[Exercise description]
Tell how many lines in the following entries include the word "title", giving the figure alone.

[Entries shown]
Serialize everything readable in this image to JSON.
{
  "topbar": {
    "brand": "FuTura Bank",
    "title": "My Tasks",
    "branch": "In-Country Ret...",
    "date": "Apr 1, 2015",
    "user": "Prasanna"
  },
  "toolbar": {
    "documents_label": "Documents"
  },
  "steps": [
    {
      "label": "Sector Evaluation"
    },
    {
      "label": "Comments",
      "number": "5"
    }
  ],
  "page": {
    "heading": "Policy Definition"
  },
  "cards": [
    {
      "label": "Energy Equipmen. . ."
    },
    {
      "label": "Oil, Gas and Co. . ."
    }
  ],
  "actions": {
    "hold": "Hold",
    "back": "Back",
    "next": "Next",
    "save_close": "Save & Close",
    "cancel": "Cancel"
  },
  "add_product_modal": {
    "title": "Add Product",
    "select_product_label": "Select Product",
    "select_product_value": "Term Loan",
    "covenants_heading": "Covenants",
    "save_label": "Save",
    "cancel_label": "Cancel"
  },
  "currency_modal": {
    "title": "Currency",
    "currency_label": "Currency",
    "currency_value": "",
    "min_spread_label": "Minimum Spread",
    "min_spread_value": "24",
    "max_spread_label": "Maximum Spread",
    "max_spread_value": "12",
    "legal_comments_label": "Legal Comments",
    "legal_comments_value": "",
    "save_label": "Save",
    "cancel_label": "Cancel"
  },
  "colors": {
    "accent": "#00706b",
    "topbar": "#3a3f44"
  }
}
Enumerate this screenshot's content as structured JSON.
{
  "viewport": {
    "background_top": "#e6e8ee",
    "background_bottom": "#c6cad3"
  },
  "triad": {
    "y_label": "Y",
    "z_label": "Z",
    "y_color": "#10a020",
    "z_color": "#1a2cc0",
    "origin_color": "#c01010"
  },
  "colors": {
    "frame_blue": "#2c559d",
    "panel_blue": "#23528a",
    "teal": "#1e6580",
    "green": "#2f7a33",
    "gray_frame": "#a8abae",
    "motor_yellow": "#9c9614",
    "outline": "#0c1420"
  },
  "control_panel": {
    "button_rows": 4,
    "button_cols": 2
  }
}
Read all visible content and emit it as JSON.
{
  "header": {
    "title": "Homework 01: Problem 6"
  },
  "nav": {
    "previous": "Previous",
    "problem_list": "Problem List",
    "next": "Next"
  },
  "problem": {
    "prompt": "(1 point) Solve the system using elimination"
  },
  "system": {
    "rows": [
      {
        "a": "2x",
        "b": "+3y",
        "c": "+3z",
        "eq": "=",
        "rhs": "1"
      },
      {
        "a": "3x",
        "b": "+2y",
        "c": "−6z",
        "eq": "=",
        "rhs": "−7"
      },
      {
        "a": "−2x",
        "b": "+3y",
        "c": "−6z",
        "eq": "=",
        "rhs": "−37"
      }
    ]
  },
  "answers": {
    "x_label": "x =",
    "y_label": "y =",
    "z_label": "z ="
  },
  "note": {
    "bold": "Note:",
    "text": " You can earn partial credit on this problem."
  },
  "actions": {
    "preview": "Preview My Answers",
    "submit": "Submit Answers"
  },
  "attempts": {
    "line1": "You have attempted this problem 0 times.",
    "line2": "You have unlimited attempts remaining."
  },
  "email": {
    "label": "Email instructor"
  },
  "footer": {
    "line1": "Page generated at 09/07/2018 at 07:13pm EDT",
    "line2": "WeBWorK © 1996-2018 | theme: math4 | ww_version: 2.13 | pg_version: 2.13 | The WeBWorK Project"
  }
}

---

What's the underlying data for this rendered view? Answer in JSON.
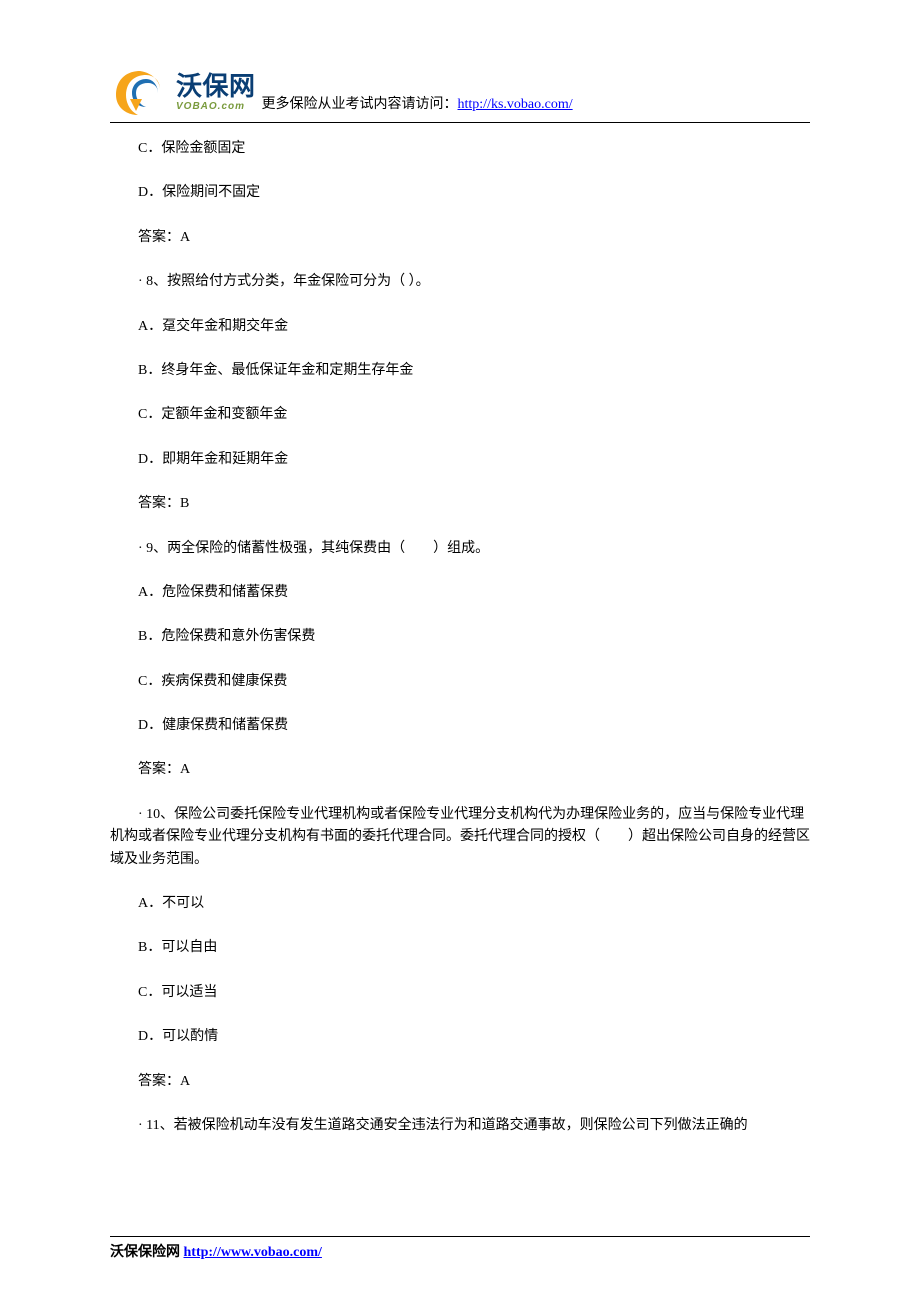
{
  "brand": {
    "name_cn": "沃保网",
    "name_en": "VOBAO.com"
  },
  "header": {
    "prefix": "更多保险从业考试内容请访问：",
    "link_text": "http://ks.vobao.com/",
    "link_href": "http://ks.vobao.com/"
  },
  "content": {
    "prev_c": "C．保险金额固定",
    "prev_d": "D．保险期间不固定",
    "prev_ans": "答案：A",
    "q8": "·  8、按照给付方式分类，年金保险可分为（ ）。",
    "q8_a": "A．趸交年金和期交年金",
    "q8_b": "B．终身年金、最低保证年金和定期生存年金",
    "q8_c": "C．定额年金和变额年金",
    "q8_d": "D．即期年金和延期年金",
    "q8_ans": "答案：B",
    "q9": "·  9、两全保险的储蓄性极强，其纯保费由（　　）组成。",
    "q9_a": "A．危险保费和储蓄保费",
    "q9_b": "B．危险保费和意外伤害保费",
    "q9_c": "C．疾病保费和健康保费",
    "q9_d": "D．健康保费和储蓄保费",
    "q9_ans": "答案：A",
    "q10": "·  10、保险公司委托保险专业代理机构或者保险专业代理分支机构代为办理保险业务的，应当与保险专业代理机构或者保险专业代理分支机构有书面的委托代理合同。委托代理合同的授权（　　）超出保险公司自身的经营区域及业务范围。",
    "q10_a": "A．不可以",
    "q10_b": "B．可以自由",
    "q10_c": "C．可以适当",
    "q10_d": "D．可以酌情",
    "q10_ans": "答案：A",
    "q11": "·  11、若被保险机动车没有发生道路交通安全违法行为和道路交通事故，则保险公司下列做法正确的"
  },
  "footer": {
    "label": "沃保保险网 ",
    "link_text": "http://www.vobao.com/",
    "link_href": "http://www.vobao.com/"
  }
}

[Task output]
4